**What to produce:** Retype every entry below without pictures.

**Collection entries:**
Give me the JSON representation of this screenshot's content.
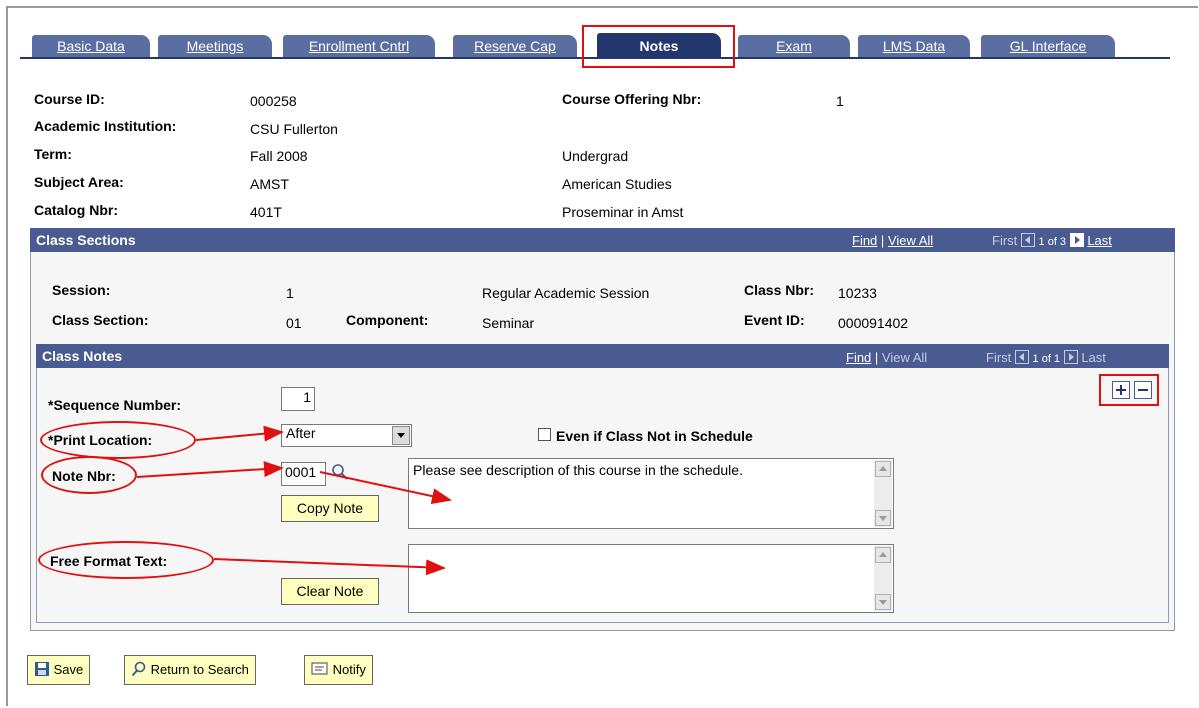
{
  "tabs": [
    "Basic Data",
    "Meetings",
    "Enrollment Cntrl",
    "Reserve Cap",
    "Notes",
    "Exam",
    "LMS Data",
    "GL Interface"
  ],
  "course": {
    "course_id_label": "Course ID:",
    "course_id": "000258",
    "offering_label": "Course Offering Nbr:",
    "offering": "1",
    "institution_label": "Academic Institution:",
    "institution": "CSU Fullerton",
    "term_label": "Term:",
    "term": "Fall 2008",
    "career": "Undergrad",
    "subject_label": "Subject Area:",
    "subject": "AMST",
    "subject_desc": "American Studies",
    "catalog_label": "Catalog Nbr:",
    "catalog": "401T",
    "catalog_desc": "Proseminar in Amst"
  },
  "class_sections": {
    "title": "Class Sections",
    "find": "Find",
    "view_all": "View All",
    "first": "First",
    "counter": "1 of 3",
    "last": "Last",
    "session_label": "Session:",
    "session": "1",
    "session_desc": "Regular Academic Session",
    "class_nbr_label": "Class Nbr:",
    "class_nbr": "10233",
    "section_label": "Class Section:",
    "section": "01",
    "component_label": "Component:",
    "component": "Seminar",
    "event_label": "Event ID:",
    "event": "000091402"
  },
  "class_notes": {
    "title": "Class Notes",
    "find": "Find",
    "view_all": "View All",
    "first": "First",
    "counter": "1 of 1",
    "last": "Last",
    "seq_label": "*Sequence Number:",
    "seq": "1",
    "print_label": "*Print Location:",
    "print": "After",
    "even_if_label": "Even if Class Not in Schedule",
    "note_nbr_label": "Note Nbr:",
    "note_nbr": "0001",
    "note_text": "Please see description of this course in the schedule.",
    "copy_note": "Copy Note",
    "free_label": "Free Format Text:",
    "clear_note": "Clear Note"
  },
  "footer": {
    "save": "Save",
    "return": "Return to Search",
    "notify": "Notify"
  },
  "colors": {
    "header": "#4a5b91",
    "tab": "#5b6ea1",
    "tab_active": "#23366e",
    "annotation": "#e01010",
    "button": "#ffffc0"
  }
}
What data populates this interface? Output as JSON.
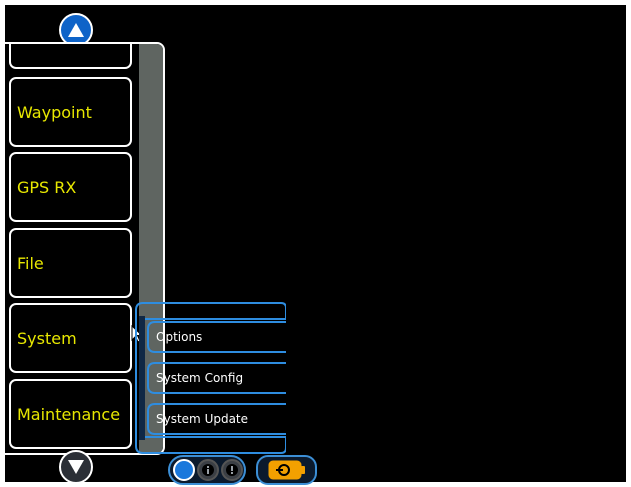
{
  "menu": {
    "items": [
      {
        "label": ""
      },
      {
        "label": "Waypoint"
      },
      {
        "label": "GPS RX"
      },
      {
        "label": "File"
      },
      {
        "label": "System"
      },
      {
        "label": "Maintenance"
      }
    ]
  },
  "submenu": {
    "items": [
      {
        "label": "Options"
      },
      {
        "label": "System Config"
      },
      {
        "label": "System Update"
      }
    ]
  },
  "colors": {
    "background": "#000000",
    "menu_text": "#e8e800",
    "accent_blue": "#1a78dc",
    "battery_orange": "#f2a000",
    "scrollbar": "#5f6561"
  },
  "icons": {
    "scroll_up": "triangle-up-icon",
    "scroll_down": "triangle-down-icon",
    "status_info": "info-icon",
    "status_alert": "alert-icon",
    "battery": "battery-icon",
    "pointer": "mouse-pointer-icon"
  }
}
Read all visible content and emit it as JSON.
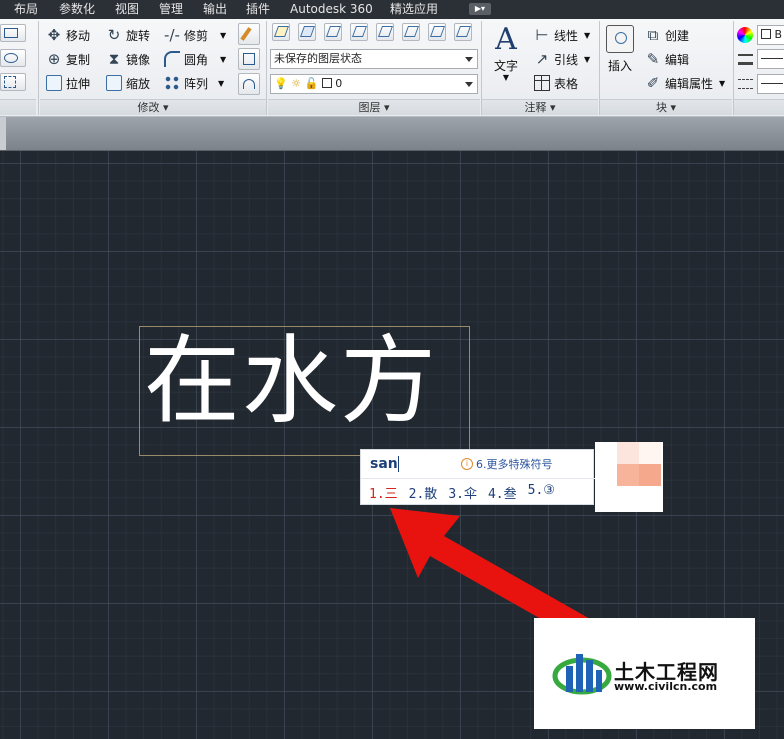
{
  "menu": {
    "items": [
      "布局",
      "参数化",
      "视图",
      "管理",
      "输出",
      "插件",
      "Autodesk 360",
      "精选应用"
    ],
    "extra_icon": "video-icon"
  },
  "ribbon": {
    "modify": {
      "title": "修改",
      "tools": [
        "移动",
        "旋转",
        "修剪",
        "复制",
        "镜像",
        "圆角",
        "拉伸",
        "缩放",
        "阵列"
      ]
    },
    "layers": {
      "title": "图层",
      "state_combo": "未保存的图层状态",
      "layer_combo": "0"
    },
    "annotation": {
      "title": "注释",
      "text_label": "文字",
      "tools": [
        "线性",
        "引线",
        "表格"
      ]
    },
    "block": {
      "title": "块",
      "insert_label": "插入",
      "tools": [
        "创建",
        "编辑",
        "编辑属性"
      ]
    },
    "properties": {
      "color_value": "B"
    }
  },
  "drawing": {
    "mtext": "在水方"
  },
  "ime": {
    "input": "san",
    "more_symbols": "6.更多特殊符号",
    "candidates": [
      "1.三",
      "2.散",
      "3.伞",
      "4.叁",
      "5.③"
    ]
  },
  "watermark": {
    "name": "土木工程网",
    "url": "www.civilcn.com"
  },
  "colors": {
    "arrow": "#e8130f",
    "canvas_bg": "#212830",
    "ime_selected": "#d0281e",
    "logo_blue": "#1e63b5",
    "logo_green": "#36a93f"
  }
}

**Result:**
Give me the JSON representation of this screenshot's content.
{
  "tabs": [
    "Basic Data",
    "Meetings",
    "Enrollment Cntrl",
    "Reserve Cap",
    "Notes",
    "Exam",
    "LMS Data",
    "GL Interface"
  ],
  "course": {
    "course_id_label": "Course ID:",
    "course_id": "000258",
    "offering_label": "Course Offering Nbr:",
    "offering": "1",
    "institution_label": "Academic Institution:",
    "institution": "CSU Fullerton",
    "term_label": "Term:",
    "term": "Fall 2008",
    "career": "Undergrad",
    "subject_label": "Subject Area:",
    "subject": "AMST",
    "subject_desc": "American Studies",
    "catalog_label": "Catalog Nbr:",
    "catalog": "401T",
    "catalog_desc": "Proseminar in Amst"
  },
  "class_sections": {
    "title": "Class Sections",
    "find": "Find",
    "view_all": "View All",
    "first": "First",
    "counter": "1 of 3",
    "last": "Last",
    "session_label": "Session:",
    "session": "1",
    "session_desc": "Regular Academic Session",
    "class_nbr_label": "Class Nbr:",
    "class_nbr": "10233",
    "section_label": "Class Section:",
    "section": "01",
    "component_label": "Component:",
    "component": "Seminar",
    "event_label": "Event ID:",
    "event": "000091402"
  },
  "class_notes": {
    "title": "Class Notes",
    "find": "Find",
    "view_all": "View All",
    "first": "First",
    "counter": "1 of 1",
    "last": "Last",
    "seq_label": "*Sequence Number:",
    "seq": "1",
    "print_label": "*Print Location:",
    "print": "After",
    "even_if_label": "Even if Class Not in Schedule",
    "note_nbr_label": "Note Nbr:",
    "note_nbr": "0001",
    "note_text": "Please see description of this course in the schedule.",
    "copy_note": "Copy Note",
    "free_label": "Free Format Text:",
    "clear_note": "Clear Note"
  },
  "footer": {
    "save": "Save",
    "return": "Return to Search",
    "notify": "Notify"
  },
  "colors": {
    "header": "#4a5b91",
    "tab": "#5b6ea1",
    "tab_active": "#23366e",
    "annotation": "#e01010",
    "button": "#ffffc0"
  }
}
What data populates this interface? Output as JSON.
{
  "menu": {
    "items": [
      {
        "label": ""
      },
      {
        "label": "Waypoint"
      },
      {
        "label": "GPS RX"
      },
      {
        "label": "File"
      },
      {
        "label": "System"
      },
      {
        "label": "Maintenance"
      }
    ]
  },
  "submenu": {
    "items": [
      {
        "label": "Options"
      },
      {
        "label": "System Config"
      },
      {
        "label": "System Update"
      }
    ]
  },
  "colors": {
    "background": "#000000",
    "menu_text": "#e8e800",
    "accent_blue": "#1a78dc",
    "battery_orange": "#f2a000",
    "scrollbar": "#5f6561"
  },
  "icons": {
    "scroll_up": "triangle-up-icon",
    "scroll_down": "triangle-down-icon",
    "status_info": "info-icon",
    "status_alert": "alert-icon",
    "battery": "battery-icon",
    "pointer": "mouse-pointer-icon"
  }
}
Read all visible content and emit it as JSON.
{
  "menu": {
    "items": [
      "布局",
      "参数化",
      "视图",
      "管理",
      "输出",
      "插件",
      "Autodesk 360",
      "精选应用"
    ],
    "extra_icon": "video-icon"
  },
  "ribbon": {
    "modify": {
      "title": "修改",
      "tools": [
        "移动",
        "旋转",
        "修剪",
        "复制",
        "镜像",
        "圆角",
        "拉伸",
        "缩放",
        "阵列"
      ]
    },
    "layers": {
      "title": "图层",
      "state_combo": "未保存的图层状态",
      "layer_combo": "0"
    },
    "annotation": {
      "title": "注释",
      "text_label": "文字",
      "tools": [
        "线性",
        "引线",
        "表格"
      ]
    },
    "block": {
      "title": "块",
      "insert_label": "插入",
      "tools": [
        "创建",
        "编辑",
        "编辑属性"
      ]
    },
    "properties": {
      "color_value": "B"
    }
  },
  "drawing": {
    "mtext": "在水方"
  },
  "ime": {
    "input": "san",
    "more_symbols": "6.更多特殊符号",
    "candidates": [
      "1.三",
      "2.散",
      "3.伞",
      "4.叁",
      "5.③"
    ]
  },
  "watermark": {
    "name": "土木工程网",
    "url": "www.civilcn.com"
  },
  "colors": {
    "arrow": "#e8130f",
    "canvas_bg": "#212830",
    "ime_selected": "#d0281e",
    "logo_blue": "#1e63b5",
    "logo_green": "#36a93f"
  }
}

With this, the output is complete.